Segment Open

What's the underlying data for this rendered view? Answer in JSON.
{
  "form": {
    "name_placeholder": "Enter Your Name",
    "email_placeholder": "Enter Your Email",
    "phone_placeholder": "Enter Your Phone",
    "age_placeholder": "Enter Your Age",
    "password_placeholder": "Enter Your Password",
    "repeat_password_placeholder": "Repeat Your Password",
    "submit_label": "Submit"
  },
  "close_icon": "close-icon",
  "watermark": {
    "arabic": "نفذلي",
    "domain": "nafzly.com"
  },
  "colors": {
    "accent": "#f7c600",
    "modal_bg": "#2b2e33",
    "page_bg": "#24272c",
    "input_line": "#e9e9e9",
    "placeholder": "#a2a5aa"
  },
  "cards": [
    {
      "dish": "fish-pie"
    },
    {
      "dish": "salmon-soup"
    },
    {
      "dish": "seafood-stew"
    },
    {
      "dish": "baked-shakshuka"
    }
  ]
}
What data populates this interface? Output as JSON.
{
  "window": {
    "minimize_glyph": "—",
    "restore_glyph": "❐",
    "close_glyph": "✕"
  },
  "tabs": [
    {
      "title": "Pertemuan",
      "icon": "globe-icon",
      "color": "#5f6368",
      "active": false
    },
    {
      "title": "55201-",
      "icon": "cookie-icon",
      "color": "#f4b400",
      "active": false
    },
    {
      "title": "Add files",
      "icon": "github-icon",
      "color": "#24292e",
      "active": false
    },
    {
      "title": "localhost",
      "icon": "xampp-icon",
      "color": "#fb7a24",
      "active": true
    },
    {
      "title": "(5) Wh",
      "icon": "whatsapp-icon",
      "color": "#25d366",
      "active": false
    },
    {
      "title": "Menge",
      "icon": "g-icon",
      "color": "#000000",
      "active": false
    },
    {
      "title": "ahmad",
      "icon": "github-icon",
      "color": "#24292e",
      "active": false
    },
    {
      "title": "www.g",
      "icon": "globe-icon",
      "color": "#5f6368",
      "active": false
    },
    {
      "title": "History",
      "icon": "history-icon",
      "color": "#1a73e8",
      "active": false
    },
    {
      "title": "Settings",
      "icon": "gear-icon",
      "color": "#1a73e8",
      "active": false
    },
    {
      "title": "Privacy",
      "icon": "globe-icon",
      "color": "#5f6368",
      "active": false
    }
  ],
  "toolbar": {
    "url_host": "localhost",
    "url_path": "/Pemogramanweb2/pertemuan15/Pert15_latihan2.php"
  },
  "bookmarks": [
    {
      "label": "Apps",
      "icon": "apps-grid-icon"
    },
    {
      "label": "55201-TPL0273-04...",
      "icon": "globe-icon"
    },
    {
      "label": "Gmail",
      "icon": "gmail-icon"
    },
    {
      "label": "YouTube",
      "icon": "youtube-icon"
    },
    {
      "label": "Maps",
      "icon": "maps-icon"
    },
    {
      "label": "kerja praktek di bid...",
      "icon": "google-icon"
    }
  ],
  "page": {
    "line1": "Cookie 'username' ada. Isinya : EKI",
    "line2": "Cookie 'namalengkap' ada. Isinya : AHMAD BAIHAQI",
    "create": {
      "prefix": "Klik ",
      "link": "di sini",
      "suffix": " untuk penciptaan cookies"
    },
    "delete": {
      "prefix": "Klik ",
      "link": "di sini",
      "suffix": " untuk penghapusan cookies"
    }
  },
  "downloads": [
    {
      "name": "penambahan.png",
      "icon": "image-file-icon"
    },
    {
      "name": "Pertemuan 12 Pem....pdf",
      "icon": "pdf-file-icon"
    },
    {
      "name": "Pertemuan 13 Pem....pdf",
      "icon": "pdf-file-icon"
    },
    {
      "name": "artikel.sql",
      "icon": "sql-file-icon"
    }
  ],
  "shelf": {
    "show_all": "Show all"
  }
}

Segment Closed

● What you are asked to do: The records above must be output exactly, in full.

● Exercise output:
What's the underlying data for this rendered view? Answer in JSON.
{
  "form": {
    "name_placeholder": "Enter Your Name",
    "email_placeholder": "Enter Your Email",
    "phone_placeholder": "Enter Your Phone",
    "age_placeholder": "Enter Your Age",
    "password_placeholder": "Enter Your Password",
    "repeat_password_placeholder": "Repeat Your Password",
    "submit_label": "Submit"
  },
  "close_icon": "close-icon",
  "watermark": {
    "arabic": "نفذلي",
    "domain": "nafzly.com"
  },
  "colors": {
    "accent": "#f7c600",
    "modal_bg": "#2b2e33",
    "page_bg": "#24272c",
    "input_line": "#e9e9e9",
    "placeholder": "#a2a5aa"
  },
  "cards": [
    {
      "dish": "fish-pie"
    },
    {
      "dish": "salmon-soup"
    },
    {
      "dish": "seafood-stew"
    },
    {
      "dish": "baked-shakshuka"
    }
  ]
}
What data populates this interface? Output as JSON.
{
  "window": {
    "minimize_glyph": "—",
    "restore_glyph": "❐",
    "close_glyph": "✕"
  },
  "tabs": [
    {
      "title": "Pertemuan",
      "icon": "globe-icon",
      "color": "#5f6368",
      "active": false
    },
    {
      "title": "55201-",
      "icon": "cookie-icon",
      "color": "#f4b400",
      "active": false
    },
    {
      "title": "Add files",
      "icon": "github-icon",
      "color": "#24292e",
      "active": false
    },
    {
      "title": "localhost",
      "icon": "xampp-icon",
      "color": "#fb7a24",
      "active": true
    },
    {
      "title": "(5) Wh",
      "icon": "whatsapp-icon",
      "color": "#25d366",
      "active": false
    },
    {
      "title": "Menge",
      "icon": "g-icon",
      "color": "#000000",
      "active": false
    },
    {
      "title": "ahmad",
      "icon": "github-icon",
      "color": "#24292e",
      "active": false
    },
    {
      "title": "www.g",
      "icon": "globe-icon",
      "color": "#5f6368",
      "active": false
    },
    {
      "title": "History",
      "icon": "history-icon",
      "color": "#1a73e8",
      "active": false
    },
    {
      "title": "Settings",
      "icon": "gear-icon",
      "color": "#1a73e8",
      "active": false
    },
    {
      "title": "Privacy",
      "icon": "globe-icon",
      "color": "#5f6368",
      "active": false
    }
  ],
  "toolbar": {
    "url_host": "localhost",
    "url_path": "/Pemogramanweb2/pertemuan15/Pert15_latihan2.php"
  },
  "bookmarks": [
    {
      "label": "Apps",
      "icon": "apps-grid-icon"
    },
    {
      "label": "55201-TPL0273-04...",
      "icon": "globe-icon"
    },
    {
      "label": "Gmail",
      "icon": "gmail-icon"
    },
    {
      "label": "YouTube",
      "icon": "youtube-icon"
    },
    {
      "label": "Maps",
      "icon": "maps-icon"
    },
    {
      "label": "kerja praktek di bid...",
      "icon": "google-icon"
    }
  ],
  "page": {
    "line1": "Cookie 'username' ada. Isinya : EKI",
    "line2": "Cookie 'namalengkap' ada. Isinya : AHMAD BAIHAQI",
    "create": {
      "prefix": "Klik ",
      "link": "di sini",
      "suffix": " untuk penciptaan cookies"
    },
    "delete": {
      "prefix": "Klik ",
      "link": "di sini",
      "suffix": " untuk penghapusan cookies"
    }
  },
  "downloads": [
    {
      "name": "penambahan.png",
      "icon": "image-file-icon"
    },
    {
      "name": "Pertemuan 12 Pem....pdf",
      "icon": "pdf-file-icon"
    },
    {
      "name": "Pertemuan 13 Pem....pdf",
      "icon": "pdf-file-icon"
    },
    {
      "name": "artikel.sql",
      "icon": "sql-file-icon"
    }
  ],
  "shelf": {
    "show_all": "Show all"
  }
}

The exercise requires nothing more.